It seems like New Yorkers will stand in line, even camp out in subzero temperatures for just about anything if it’s highly anticipated and trendy. Case in point- the line at French macaroon hot spot, Ladurée now spans around the block. Before that, it was Magnolia Bakery everyone was clamoring for. Lately, I’ve been seeing these concert-worthy lines at mass retailers such as Target and now most recently at H&M.
The new item of the moment isn’t a savory treat, but rather the opportunity to wear a designer brand at truly affordable prices- a commodity that is most relevant and appealing given the economic climate. Mass retailers are collaborating with luxury brands to bring in designer duds never before available in their stores. Consumers can now wear names originally exclusive to Madison Avenue and Rodeo Drive at much more modest prices.
This past fall, Target launched their Missoni collection, aptly named Missoni for Target. The assembly of clothing, accessories and home items was met by not only impressive sales (the collection officially sold out in stores), but also managed to crash their ecommerce site for several hours. Target even compared their sales to what they typically experience during Black Friday. The success of the collection lives on to date, as eBay is carrying several thousand Missoni for Target items on their site available for purchase. (Forbes.com)
Given the success of Target’s line, I had a feeling H&M was going to experience a similar surge of fashionistas coming their way. It turns out my anticipation was right on as I stumbled upon an H&M store on the Upper East Side, the night before the launch of Versace’s Fall/Winter collection. A good 40-50 people were lined up beyond the store’s front, wrapped in blankets, sleeping bags and camped out in folding chairs, anticipating several bright pieces typical of Versace’s fun design aesthetic.
Despite the success of mixing high-end designers with mass retailers, the collaborations beg the question of whether or not companies worry their brand’s prestige will be compromised by creating high-status pieces at varying qualities and price points. (Racked NY.com)

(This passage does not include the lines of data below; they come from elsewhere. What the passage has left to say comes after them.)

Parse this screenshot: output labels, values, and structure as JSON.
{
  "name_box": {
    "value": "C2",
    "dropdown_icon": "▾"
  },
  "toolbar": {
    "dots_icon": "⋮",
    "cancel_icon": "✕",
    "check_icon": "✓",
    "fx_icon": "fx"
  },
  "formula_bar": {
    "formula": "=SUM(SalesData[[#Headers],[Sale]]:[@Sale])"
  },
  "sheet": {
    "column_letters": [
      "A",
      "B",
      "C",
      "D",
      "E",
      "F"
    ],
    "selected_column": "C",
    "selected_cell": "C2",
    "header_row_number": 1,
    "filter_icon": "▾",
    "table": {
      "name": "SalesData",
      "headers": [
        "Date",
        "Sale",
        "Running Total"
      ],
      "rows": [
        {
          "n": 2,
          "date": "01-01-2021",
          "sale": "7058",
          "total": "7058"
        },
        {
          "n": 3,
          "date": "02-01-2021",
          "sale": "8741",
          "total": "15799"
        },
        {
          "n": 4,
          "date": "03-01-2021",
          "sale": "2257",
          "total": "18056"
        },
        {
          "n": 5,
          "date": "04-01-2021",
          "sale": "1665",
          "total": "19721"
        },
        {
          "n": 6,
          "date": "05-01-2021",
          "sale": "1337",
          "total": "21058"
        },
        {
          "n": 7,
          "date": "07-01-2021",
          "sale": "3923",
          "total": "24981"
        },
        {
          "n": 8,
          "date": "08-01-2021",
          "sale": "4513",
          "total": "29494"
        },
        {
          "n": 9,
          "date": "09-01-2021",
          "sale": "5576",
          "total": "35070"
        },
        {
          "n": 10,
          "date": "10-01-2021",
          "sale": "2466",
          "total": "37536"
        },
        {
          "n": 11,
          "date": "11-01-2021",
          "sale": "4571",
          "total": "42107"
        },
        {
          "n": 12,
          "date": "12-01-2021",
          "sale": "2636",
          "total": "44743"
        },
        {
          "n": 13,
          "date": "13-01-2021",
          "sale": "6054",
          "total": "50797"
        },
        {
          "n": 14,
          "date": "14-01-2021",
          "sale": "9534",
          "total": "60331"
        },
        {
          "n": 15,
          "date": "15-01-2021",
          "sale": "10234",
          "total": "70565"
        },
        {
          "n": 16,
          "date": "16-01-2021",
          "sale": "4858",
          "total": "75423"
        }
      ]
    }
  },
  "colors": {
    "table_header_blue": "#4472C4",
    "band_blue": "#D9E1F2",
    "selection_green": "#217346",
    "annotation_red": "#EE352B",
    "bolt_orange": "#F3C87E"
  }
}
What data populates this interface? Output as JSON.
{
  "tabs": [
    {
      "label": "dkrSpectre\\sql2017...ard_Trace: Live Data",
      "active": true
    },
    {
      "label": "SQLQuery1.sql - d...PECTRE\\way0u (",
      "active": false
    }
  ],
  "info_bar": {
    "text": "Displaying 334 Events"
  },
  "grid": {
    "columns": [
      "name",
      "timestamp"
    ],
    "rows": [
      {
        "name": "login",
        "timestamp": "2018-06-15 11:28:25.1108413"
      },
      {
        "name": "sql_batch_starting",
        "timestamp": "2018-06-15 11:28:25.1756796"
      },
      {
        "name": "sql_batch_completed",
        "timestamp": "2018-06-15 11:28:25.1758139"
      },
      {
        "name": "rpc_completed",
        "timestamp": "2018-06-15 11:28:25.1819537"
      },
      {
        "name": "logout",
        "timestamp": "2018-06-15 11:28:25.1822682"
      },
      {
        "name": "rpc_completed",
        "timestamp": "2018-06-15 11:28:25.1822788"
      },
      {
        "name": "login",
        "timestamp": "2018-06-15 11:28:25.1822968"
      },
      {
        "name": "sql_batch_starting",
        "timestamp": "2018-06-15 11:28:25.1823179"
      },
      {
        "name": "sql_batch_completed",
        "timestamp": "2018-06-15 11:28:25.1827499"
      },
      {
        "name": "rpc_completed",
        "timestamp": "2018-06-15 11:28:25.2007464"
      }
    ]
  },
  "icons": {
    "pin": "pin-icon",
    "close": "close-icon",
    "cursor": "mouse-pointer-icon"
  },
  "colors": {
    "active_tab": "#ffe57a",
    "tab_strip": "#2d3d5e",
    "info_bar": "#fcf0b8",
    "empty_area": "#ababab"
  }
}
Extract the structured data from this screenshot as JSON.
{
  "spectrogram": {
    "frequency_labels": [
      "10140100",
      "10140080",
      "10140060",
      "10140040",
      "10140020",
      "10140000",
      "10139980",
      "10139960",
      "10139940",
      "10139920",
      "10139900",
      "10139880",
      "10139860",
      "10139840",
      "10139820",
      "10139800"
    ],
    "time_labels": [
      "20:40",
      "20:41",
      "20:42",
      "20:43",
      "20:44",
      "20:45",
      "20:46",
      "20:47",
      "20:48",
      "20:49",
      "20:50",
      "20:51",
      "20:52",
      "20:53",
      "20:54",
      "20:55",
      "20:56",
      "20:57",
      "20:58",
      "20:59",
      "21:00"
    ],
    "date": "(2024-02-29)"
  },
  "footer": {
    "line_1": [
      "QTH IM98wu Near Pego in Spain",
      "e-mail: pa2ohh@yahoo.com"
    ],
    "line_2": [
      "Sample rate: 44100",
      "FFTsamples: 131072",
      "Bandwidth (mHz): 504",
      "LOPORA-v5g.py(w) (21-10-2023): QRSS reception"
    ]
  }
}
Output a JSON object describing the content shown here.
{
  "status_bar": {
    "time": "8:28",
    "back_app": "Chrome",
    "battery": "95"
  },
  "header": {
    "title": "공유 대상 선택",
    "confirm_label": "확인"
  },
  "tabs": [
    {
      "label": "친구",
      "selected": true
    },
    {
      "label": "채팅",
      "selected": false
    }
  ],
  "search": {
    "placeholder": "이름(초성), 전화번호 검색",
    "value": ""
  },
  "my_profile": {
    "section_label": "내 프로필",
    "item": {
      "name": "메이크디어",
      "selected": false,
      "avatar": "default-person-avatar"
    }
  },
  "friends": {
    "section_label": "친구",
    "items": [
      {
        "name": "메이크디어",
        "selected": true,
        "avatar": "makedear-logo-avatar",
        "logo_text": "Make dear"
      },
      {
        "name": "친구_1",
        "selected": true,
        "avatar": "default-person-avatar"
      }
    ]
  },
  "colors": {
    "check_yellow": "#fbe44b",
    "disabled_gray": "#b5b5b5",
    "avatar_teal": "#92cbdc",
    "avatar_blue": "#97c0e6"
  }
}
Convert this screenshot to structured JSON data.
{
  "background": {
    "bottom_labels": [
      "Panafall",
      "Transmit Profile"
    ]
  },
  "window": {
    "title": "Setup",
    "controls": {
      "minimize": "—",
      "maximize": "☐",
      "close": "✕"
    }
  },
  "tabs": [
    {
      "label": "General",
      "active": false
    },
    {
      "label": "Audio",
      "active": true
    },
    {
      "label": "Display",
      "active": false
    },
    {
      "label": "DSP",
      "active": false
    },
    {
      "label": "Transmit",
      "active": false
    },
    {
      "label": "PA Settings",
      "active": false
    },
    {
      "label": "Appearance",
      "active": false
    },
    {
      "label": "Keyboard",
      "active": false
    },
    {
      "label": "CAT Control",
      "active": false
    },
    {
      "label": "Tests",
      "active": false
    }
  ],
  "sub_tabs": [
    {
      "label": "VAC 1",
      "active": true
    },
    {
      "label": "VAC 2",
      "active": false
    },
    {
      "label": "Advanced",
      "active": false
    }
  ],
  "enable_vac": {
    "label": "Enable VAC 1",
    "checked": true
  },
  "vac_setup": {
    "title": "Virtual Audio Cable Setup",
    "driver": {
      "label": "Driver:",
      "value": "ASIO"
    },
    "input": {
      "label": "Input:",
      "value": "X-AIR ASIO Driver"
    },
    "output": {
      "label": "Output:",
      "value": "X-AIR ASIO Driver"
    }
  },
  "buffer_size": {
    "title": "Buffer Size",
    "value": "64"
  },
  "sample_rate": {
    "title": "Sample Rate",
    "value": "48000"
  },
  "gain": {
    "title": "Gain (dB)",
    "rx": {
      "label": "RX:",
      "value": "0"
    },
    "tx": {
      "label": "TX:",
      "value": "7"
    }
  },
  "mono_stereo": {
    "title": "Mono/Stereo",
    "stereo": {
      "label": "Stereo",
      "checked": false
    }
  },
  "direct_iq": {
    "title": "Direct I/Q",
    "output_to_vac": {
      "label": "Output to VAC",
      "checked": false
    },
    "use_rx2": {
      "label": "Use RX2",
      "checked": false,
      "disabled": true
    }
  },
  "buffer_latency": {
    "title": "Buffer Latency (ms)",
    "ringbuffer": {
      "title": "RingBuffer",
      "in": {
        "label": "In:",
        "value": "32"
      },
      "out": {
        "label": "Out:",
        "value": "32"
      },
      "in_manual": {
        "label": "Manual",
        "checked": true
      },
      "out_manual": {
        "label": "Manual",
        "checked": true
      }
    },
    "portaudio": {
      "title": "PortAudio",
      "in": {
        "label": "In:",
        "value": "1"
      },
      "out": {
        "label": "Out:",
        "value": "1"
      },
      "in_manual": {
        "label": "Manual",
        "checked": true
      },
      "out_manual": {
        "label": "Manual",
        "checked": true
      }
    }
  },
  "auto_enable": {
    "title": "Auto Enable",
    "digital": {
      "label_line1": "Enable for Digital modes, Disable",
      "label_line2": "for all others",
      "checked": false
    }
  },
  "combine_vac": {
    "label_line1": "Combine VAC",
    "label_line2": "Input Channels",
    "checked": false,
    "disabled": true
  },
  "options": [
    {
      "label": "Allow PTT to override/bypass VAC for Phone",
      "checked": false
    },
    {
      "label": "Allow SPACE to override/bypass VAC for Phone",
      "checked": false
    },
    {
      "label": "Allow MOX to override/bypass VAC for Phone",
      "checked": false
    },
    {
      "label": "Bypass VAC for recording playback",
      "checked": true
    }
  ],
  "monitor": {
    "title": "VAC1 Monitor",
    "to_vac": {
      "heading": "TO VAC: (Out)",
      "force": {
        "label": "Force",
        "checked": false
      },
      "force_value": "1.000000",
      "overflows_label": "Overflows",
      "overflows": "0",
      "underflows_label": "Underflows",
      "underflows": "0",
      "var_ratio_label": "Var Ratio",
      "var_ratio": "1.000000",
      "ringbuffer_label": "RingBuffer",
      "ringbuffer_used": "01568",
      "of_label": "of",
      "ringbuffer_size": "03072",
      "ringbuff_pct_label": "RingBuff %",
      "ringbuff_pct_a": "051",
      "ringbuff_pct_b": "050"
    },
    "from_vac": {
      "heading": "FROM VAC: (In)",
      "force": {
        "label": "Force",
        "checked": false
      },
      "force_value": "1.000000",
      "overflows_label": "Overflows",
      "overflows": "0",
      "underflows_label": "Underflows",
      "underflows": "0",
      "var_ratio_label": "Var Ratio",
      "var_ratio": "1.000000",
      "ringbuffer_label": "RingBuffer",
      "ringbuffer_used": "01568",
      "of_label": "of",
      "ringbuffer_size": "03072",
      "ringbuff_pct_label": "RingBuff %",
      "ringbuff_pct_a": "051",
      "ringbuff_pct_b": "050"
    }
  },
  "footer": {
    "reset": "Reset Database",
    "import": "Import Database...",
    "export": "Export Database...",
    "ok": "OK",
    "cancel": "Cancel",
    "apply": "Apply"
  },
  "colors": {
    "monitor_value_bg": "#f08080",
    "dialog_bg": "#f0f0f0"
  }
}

Is there a point where it becomes too mass? At H&M’s New York flagship store the collection went on sale at 8 a.m. and opened up to a line that formed earlier that morning at 4:30. One woman had reported to be waiting in line for a full 22 hours! For prestigious brands such as Versace, the shopping experience is usually one that is promised to be just as luxurious and customized as the goods offered within the store. At a certain point, one has to wonder whether or not the brand is being diluted as it appeals to mass audiences?
It seems Donatella Versace doesn’t echo this sentiment at all. In fact, she describes the partnership as an opportunity to develop the brand’s credibility with street fashion and sees the collaboration allowing her to reach a whole new market of aspirational, young consumers that have the passion for wearing her wardrobe, but not necessarily the funds required of such clothes. “I know that with the H&M collaboration, I’m going to reach a much wider audience than usual,” Versace said. “When I’m going to see young people walking down the street in iconic pieces it’s going to be fun.” (The Daily Beast TV)
Versace saw such successful sales with their Fall/Winter collection at H&M that they recently announced they’ll be introducing a second line of resort wear, which will be debuting in January and is only available to countries with e-commerce sites (United Kingdom). It seems that they recognize the brand equity associated with H&M- trendy with a European edge- and it turns out the partnership is very much on par with the same brand values the Italian fashion house communicates to consumers. (Huffington Post)
As we embark on 2012, it will be interesting to see how the mixing of high and low continues and whether it ultimately hinders or helps these high-end brands in the long run. Only time will tell, but for now it is evident that luxury brands such as Versace and Missoni are gaining a whole new market of enthusiasts and consumers. Consumers that don’t seem too far from would-be brand loyalists. After all, they are waiting in less than satisfactory weather conditions for several hours when it isn’t even Thanksgiving weekend.